> **Activity**
Extract the entries in their exact form.

> **Records shown**
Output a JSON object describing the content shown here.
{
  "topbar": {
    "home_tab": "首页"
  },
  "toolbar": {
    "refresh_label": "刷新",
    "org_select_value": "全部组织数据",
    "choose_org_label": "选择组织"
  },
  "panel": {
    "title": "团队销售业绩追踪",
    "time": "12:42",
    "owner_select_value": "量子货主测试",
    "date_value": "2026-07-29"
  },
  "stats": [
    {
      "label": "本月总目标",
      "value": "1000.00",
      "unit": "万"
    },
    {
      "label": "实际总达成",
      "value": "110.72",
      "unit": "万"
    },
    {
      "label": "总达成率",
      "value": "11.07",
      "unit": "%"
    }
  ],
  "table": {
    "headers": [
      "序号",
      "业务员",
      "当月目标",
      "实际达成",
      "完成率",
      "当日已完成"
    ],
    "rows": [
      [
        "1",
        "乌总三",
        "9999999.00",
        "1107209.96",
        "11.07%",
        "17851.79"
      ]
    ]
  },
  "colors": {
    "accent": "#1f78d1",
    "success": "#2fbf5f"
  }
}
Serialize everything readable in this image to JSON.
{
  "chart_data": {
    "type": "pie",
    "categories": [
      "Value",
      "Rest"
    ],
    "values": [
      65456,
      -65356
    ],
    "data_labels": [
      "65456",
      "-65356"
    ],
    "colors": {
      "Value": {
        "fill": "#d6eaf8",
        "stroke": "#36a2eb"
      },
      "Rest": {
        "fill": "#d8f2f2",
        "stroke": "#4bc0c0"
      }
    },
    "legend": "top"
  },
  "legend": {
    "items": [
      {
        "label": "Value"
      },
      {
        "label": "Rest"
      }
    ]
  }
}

> **Solution for this task**
Output a JSON object describing the content shown here.
{
  "topbar": {
    "home_tab": "首页"
  },
  "toolbar": {
    "refresh_label": "刷新",
    "org_select_value": "全部组织数据",
    "choose_org_label": "选择组织"
  },
  "panel": {
    "title": "团队销售业绩追踪",
    "time": "12:42",
    "owner_select_value": "量子货主测试",
    "date_value": "2026-07-29"
  },
  "stats": [
    {
      "label": "本月总目标",
      "value": "1000.00",
      "unit": "万"
    },
    {
      "label": "实际总达成",
      "value": "110.72",
      "unit": "万"
    },
    {
      "label": "总达成率",
      "value": "11.07",
      "unit": "%"
    }
  ],
  "table": {
    "headers": [
      "序号",
      "业务员",
      "当月目标",
      "实际达成",
      "完成率",
      "当日已完成"
    ],
    "rows": [
      [
        "1",
        "乌总三",
        "9999999.00",
        "1107209.96",
        "11.07%",
        "17851.79"
      ]
    ]
  },
  "colors": {
    "accent": "#1f78d1",
    "success": "#2fbf5f"
  }
}
Serialize everything readable in this image to JSON.
{
  "chart_data": {
    "type": "pie",
    "categories": [
      "Value",
      "Rest"
    ],
    "values": [
      65456,
      -65356
    ],
    "data_labels": [
      "65456",
      "-65356"
    ],
    "colors": {
      "Value": {
        "fill": "#d6eaf8",
        "stroke": "#36a2eb"
      },
      "Rest": {
        "fill": "#d8f2f2",
        "stroke": "#4bc0c0"
      }
    },
    "legend": "top"
  },
  "legend": {
    "items": [
      {
        "label": "Value"
      },
      {
        "label": "Rest"
      }
    ]
  }
}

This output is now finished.